Image by Gino Crescoli from Pixabay


You spend across the globe, do you also invest internationally?

You spend across the globe, do you also invest internationally?

One of the key pillars of building a stable yet strong investment portfolio for your long-term goals is Diversification. The objective of diversification is simply to “not put all your eggs in one basket”. Ie. apportion your money across different investments, in order to reduce risk. Conventionally, diversification for retail investors has meant the following –

  1. Invest across asset classes – eg. Equity, Debt, Gold, Commodities, Real Estate
  2. Invest across categories – eg. within Equity – large/mid/small cap, within debt – liquid, duration, credit risk

One key area available for diversification, yet, not taken advantage of by the retail investor is – Geography. Think about it – while we all agree that as a country India has a great long-term future and is one of the fastest growing markets in the world, from a risk perspective, having all your investments in one country – isn’t it another way of “having all your eggs in one basket”? While during happier times your pure Indian portfolio might grow healthily, what about the volatility risks during uncertain times (eg. global recessions, oil prices peaking – haven’t we seen these before?) when global money flows out of emerging markets such as India?

One key factor that large and HNI investors use successfully to not only de-risk their portfolios but also take advantage of global growth cycles is investing internationally. This has many advantages

  • Companies such as Apple, Google, Amazon, Facebook, Netflix – are driving huge behavior and consumption changes across consumers. And none of these are Indian. Investing internationally means having a finger in this pie.
  • Most clients we meet today have a significant portion of their goals planned abroad. Eg. Children’s foreign education, International holidays every few years both before and after retirement, destination weddings abroad.

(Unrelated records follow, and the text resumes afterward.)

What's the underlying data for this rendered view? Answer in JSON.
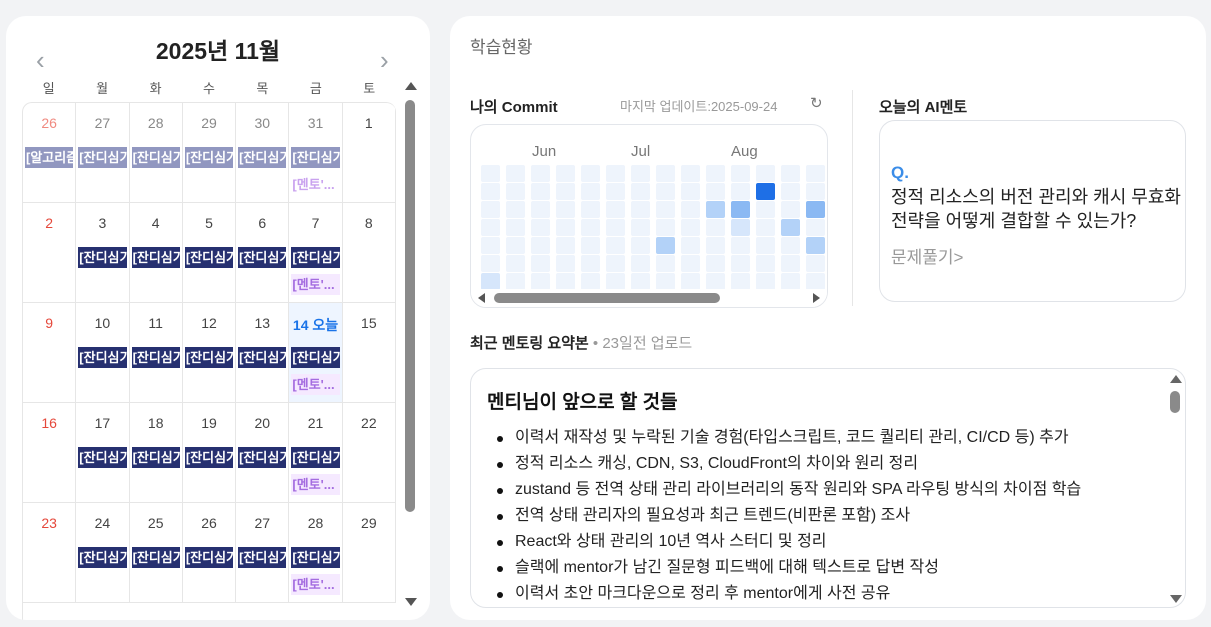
{
  "calendar": {
    "title": "2025년 11월",
    "prev_icon": "chevron-left-icon",
    "next_icon": "chevron-right-icon",
    "weekdays": [
      "일",
      "월",
      "화",
      "수",
      "목",
      "금",
      "토"
    ],
    "weeks": [
      [
        {
          "day": "26",
          "dim": true,
          "events": [
            {
              "type": "commit",
              "label": "[알고리즘]",
              "past": true
            }
          ]
        },
        {
          "day": "27",
          "dim": true,
          "events": [
            {
              "type": "commit",
              "label": "[잔디심기]",
              "past": true
            }
          ]
        },
        {
          "day": "28",
          "dim": true,
          "events": [
            {
              "type": "commit",
              "label": "[잔디심기]",
              "past": true
            }
          ]
        },
        {
          "day": "29",
          "dim": true,
          "events": [
            {
              "type": "commit",
              "label": "[잔디심기]",
              "past": true
            }
          ]
        },
        {
          "day": "30",
          "dim": true,
          "events": [
            {
              "type": "commit",
              "label": "[잔디심기]",
              "past": true
            }
          ]
        },
        {
          "day": "31",
          "dim": true,
          "events": [
            {
              "type": "commit",
              "label": "[잔디심기]",
              "past": true
            },
            {
              "type": "mentor",
              "label": "[멘토'...",
              "past": true
            }
          ]
        },
        {
          "day": "1",
          "events": []
        }
      ],
      [
        {
          "day": "2",
          "events": []
        },
        {
          "day": "3",
          "events": [
            {
              "type": "commit",
              "label": "[잔디심기]"
            }
          ]
        },
        {
          "day": "4",
          "events": [
            {
              "type": "commit",
              "label": "[잔디심기]"
            }
          ]
        },
        {
          "day": "5",
          "events": [
            {
              "type": "commit",
              "label": "[잔디심기]"
            }
          ]
        },
        {
          "day": "6",
          "events": [
            {
              "type": "commit",
              "label": "[잔디심기]"
            }
          ]
        },
        {
          "day": "7",
          "events": [
            {
              "type": "commit",
              "label": "[잔디심기]"
            },
            {
              "type": "mentor",
              "label": "[멘토'..."
            }
          ]
        },
        {
          "day": "8",
          "events": []
        }
      ],
      [
        {
          "day": "9",
          "events": []
        },
        {
          "day": "10",
          "events": [
            {
              "type": "commit",
              "label": "[잔디심기]"
            }
          ]
        },
        {
          "day": "11",
          "events": [
            {
              "type": "commit",
              "label": "[잔디심기]"
            }
          ]
        },
        {
          "day": "12",
          "events": [
            {
              "type": "commit",
              "label": "[잔디심기]"
            }
          ]
        },
        {
          "day": "13",
          "events": [
            {
              "type": "commit",
              "label": "[잔디심기]"
            }
          ]
        },
        {
          "day": "14 오늘",
          "today": true,
          "events": [
            {
              "type": "commit",
              "label": "[잔디심기]"
            },
            {
              "type": "mentor",
              "label": "[멘토'..."
            }
          ]
        },
        {
          "day": "15",
          "events": []
        }
      ],
      [
        {
          "day": "16",
          "events": []
        },
        {
          "day": "17",
          "events": [
            {
              "type": "commit",
              "label": "[잔디심기]"
            }
          ]
        },
        {
          "day": "18",
          "events": [
            {
              "type": "commit",
              "label": "[잔디심기]"
            }
          ]
        },
        {
          "day": "19",
          "events": [
            {
              "type": "commit",
              "label": "[잔디심기]"
            }
          ]
        },
        {
          "day": "20",
          "events": [
            {
              "type": "commit",
              "label": "[잔디심기]"
            }
          ]
        },
        {
          "day": "21",
          "events": [
            {
              "type": "commit",
              "label": "[잔디심기]"
            },
            {
              "type": "mentor",
              "label": "[멘토'..."
            }
          ]
        },
        {
          "day": "22",
          "events": []
        }
      ],
      [
        {
          "day": "23",
          "events": []
        },
        {
          "day": "24",
          "events": [
            {
              "type": "commit",
              "label": "[잔디심기]"
            }
          ]
        },
        {
          "day": "25",
          "events": [
            {
              "type": "commit",
              "label": "[잔디심기]"
            }
          ]
        },
        {
          "day": "26",
          "events": [
            {
              "type": "commit",
              "label": "[잔디심기]"
            }
          ]
        },
        {
          "day": "27",
          "events": [
            {
              "type": "commit",
              "label": "[잔디심기]"
            }
          ]
        },
        {
          "day": "28",
          "events": [
            {
              "type": "commit",
              "label": "[잔디심기]"
            },
            {
              "type": "mentor",
              "label": "[멘토'..."
            }
          ]
        },
        {
          "day": "29",
          "events": []
        }
      ]
    ]
  },
  "panel": {
    "title": "학습현황",
    "commit": {
      "title": "나의 Commit",
      "updated": "마지막 업데이트:2025-09-24",
      "refresh_icon": "refresh-icon",
      "months": [
        "Jun",
        "Jul",
        "Aug"
      ],
      "levels": [
        [
          0,
          0,
          0,
          0,
          0,
          0,
          1
        ],
        [
          0,
          0,
          0,
          0,
          0,
          0,
          0
        ],
        [
          0,
          0,
          0,
          0,
          0,
          0,
          0
        ],
        [
          0,
          0,
          0,
          0,
          0,
          0,
          0
        ],
        [
          0,
          0,
          0,
          0,
          0,
          0,
          0
        ],
        [
          0,
          0,
          0,
          0,
          0,
          0,
          0
        ],
        [
          0,
          0,
          0,
          0,
          0,
          0,
          0
        ],
        [
          0,
          0,
          0,
          0,
          2,
          0,
          0
        ],
        [
          0,
          0,
          0,
          0,
          0,
          0,
          0
        ],
        [
          0,
          0,
          2,
          0,
          0,
          0,
          0
        ],
        [
          0,
          0,
          3,
          1,
          0,
          0,
          0
        ],
        [
          0,
          4,
          0,
          0,
          0,
          0,
          0
        ],
        [
          0,
          0,
          0,
          2,
          0,
          0,
          0
        ],
        [
          0,
          0,
          3,
          0,
          2,
          0,
          0
        ],
        [
          1,
          0,
          0,
          0,
          0,
          1,
          0
        ],
        [
          0,
          0,
          0,
          0,
          0,
          0,
          0
        ]
      ]
    },
    "ai_mentor": {
      "title": "오늘의 AI멘토",
      "q_label": "Q.",
      "question": "정적 리소스의 버전 관리와 캐시 무효화 전략을 어떻게 결합할 수 있는가?",
      "link": "문제풀기>"
    },
    "summary": {
      "title": "최근 멘토링 요약본",
      "uploaded": "• 23일전 업로드",
      "box_title": "멘티님이 앞으로 할 것들",
      "items": [
        "이력서 재작성 및 누락된 기술 경험(타입스크립트, 코드 퀄리티 관리, CI/CD 등) 추가",
        "정적 리소스 캐싱, CDN, S3, CloudFront의 차이와 원리 정리",
        "zustand 등 전역 상태 관리 라이브러리의 동작 원리와 SPA 라우팅 방식의 차이점 학습",
        "전역 상태 관리자의 필요성과 최근 트렌드(비판론 포함) 조사",
        "React와 상태 관리의 10년 역사 스터디 및 정리",
        "슬랙에 mentor가 남긴 질문형 피드백에 대해 텍스트로 답변 작성",
        "이력서 초안 마크다운으로 정리 후 mentor에게 사전 공유"
      ]
    }
  }
}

Investing internationally helps you plan for these goals better.
  • While India is a higher-growth market, it is also a higher inflation country, and hence its currency depreciates against most developed country currencies eg. Dollar, Euro, GBP. Investing abroad allows you to take advantage of the rupee depreciating and adds to the gains.

Remember though, investing internationally also has its share of “new” risks that one needs to plan for. Eg. knowledge of global cycles, international geo-politics and its impact as well as currency risks. That said, there are significant investment opportunities available today that helps us invest internationally. More importantly, not investing internationally may be a bigger risk over the long term, keeping in mind the increasing inter-connectedness the world is moving towards.

It is also not something that a retail investor can DIY. It is important to reach out to a trusted financial advisor who can help you sift through and find these opportunities. For our clients, who have anywhere between 10-25 years left for retirement, we recommend at least 10-20% of their investment portfolio should be invested abroad, both to take advantage of global investment opportunities as well as act as a hedge during volatile times.

Going on international holidays or spending on international products – a good part of your expenses goes towards international companies. Then, why haven’t you invested a decent part of your inve/stments in them yet?

Finwise is a personal finance solutions firm that helps both residents and NRIs plan for their financial goals, follow their passions and achieve financial independence. For consultations, please reach us at getfinwise@finwise.in or +91 9870702277/9820818007.

Image by stokpic from Pixabay